The expansion of Selva de Ventanas Natural Reserve safeguards vital habitat in the biodiverse Andes for Critically Endangered and Endangered plant species.
Rainforest Trust and local partner Salvamontes Corporation worked to expand Selva de Ventanas Natural Reserve by 120 acres this June, strategically linking a vital biological corridor in Colombia’s Antioquia district. The purchase and protection of this area prevented the conversion of the site’s forests to pasture land, which has been incredibly detrimental to the region’s biodiversity.

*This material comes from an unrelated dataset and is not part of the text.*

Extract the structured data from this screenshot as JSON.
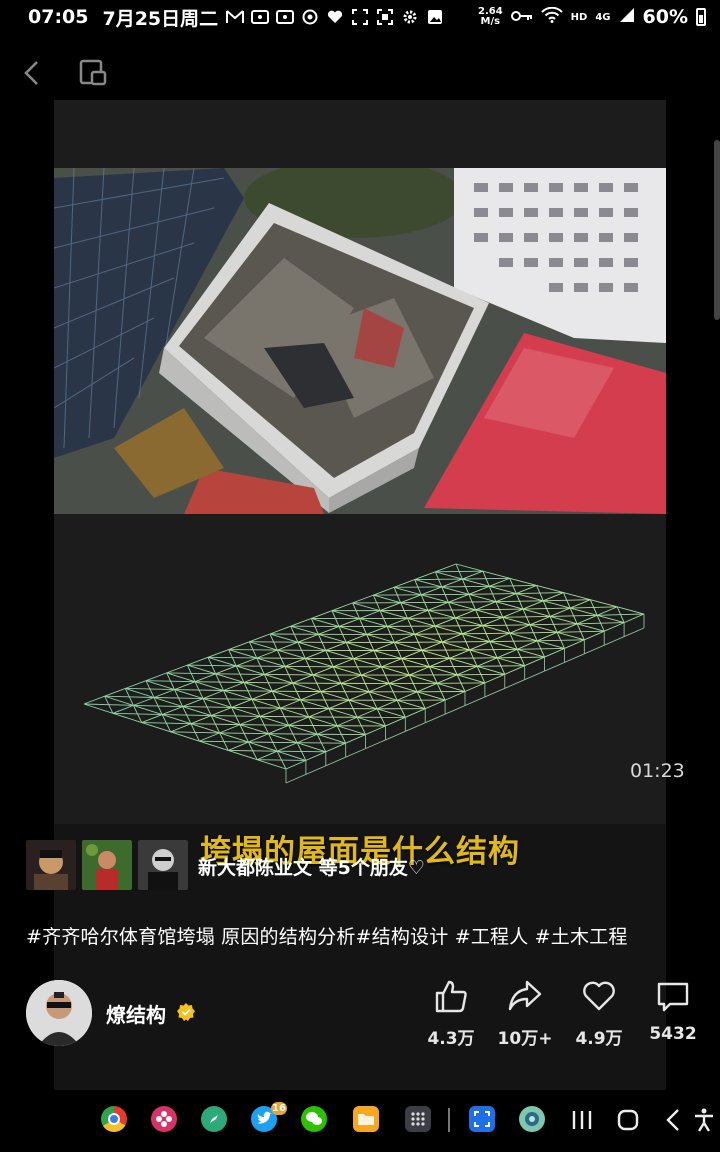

The Alto de Ventanas ecoregion provides habitat for rare magnolias and at least 13 Critically Endangered or Endangered orchid species, at least two of which are considered to be new to science (Lepanthes spp.). The protected expansion contains 32 percent of the global population of the Ventanas Magnolia (Magnolia polyhypsophylla), the most endangered tree species in the region with only 25 adult individuals known in the world. This site is also home to seven endemic bird species, one endemic amphibian species and 26 narrow endemic plant species. The Critically Endangered Handley’s Slender Mouse Opossum is likely to be found in the expansion as well, as it was recently collected less than a mile from the site. It is also suspected that a Critically Endangered frog species (Niceforonia adenobrachia) also occurs in this area.
“Timing was of the essence with this land purchase,” said Dr. George E. Wallace, Chief Conservation Officer of Rainforest Trust.
“The pace of deforestation and conversion of ranch land in this region is so rapid and the value of this area for threatened species, especially plants, is so high that it was critical to bring the land under protection.”
This 120-acre expansion has greatly contributed to the creation of a protected biological corridor, with the goal of safeguarding 2,471 acres by 2020. Salvamontes Corporation will reintroduce plant species such as the Critically Endangered Ventanas Magnolia and Endangered Yarumal Magnolia to the expanded site, and the creation of a commercial nursery of native and ornamental species will help financially support the management of the reserve. In addition, the conservation group will engage in community outreach and environmental education programs to promote the creation of nature reserves and consolidation of biological corridors in the Alto de Ventanas region.
Header photo: A flower of the Ventanas Magnolia tree, of which only 25 individuals remain in the world. Photo courtesty of Salvamontes Corporation.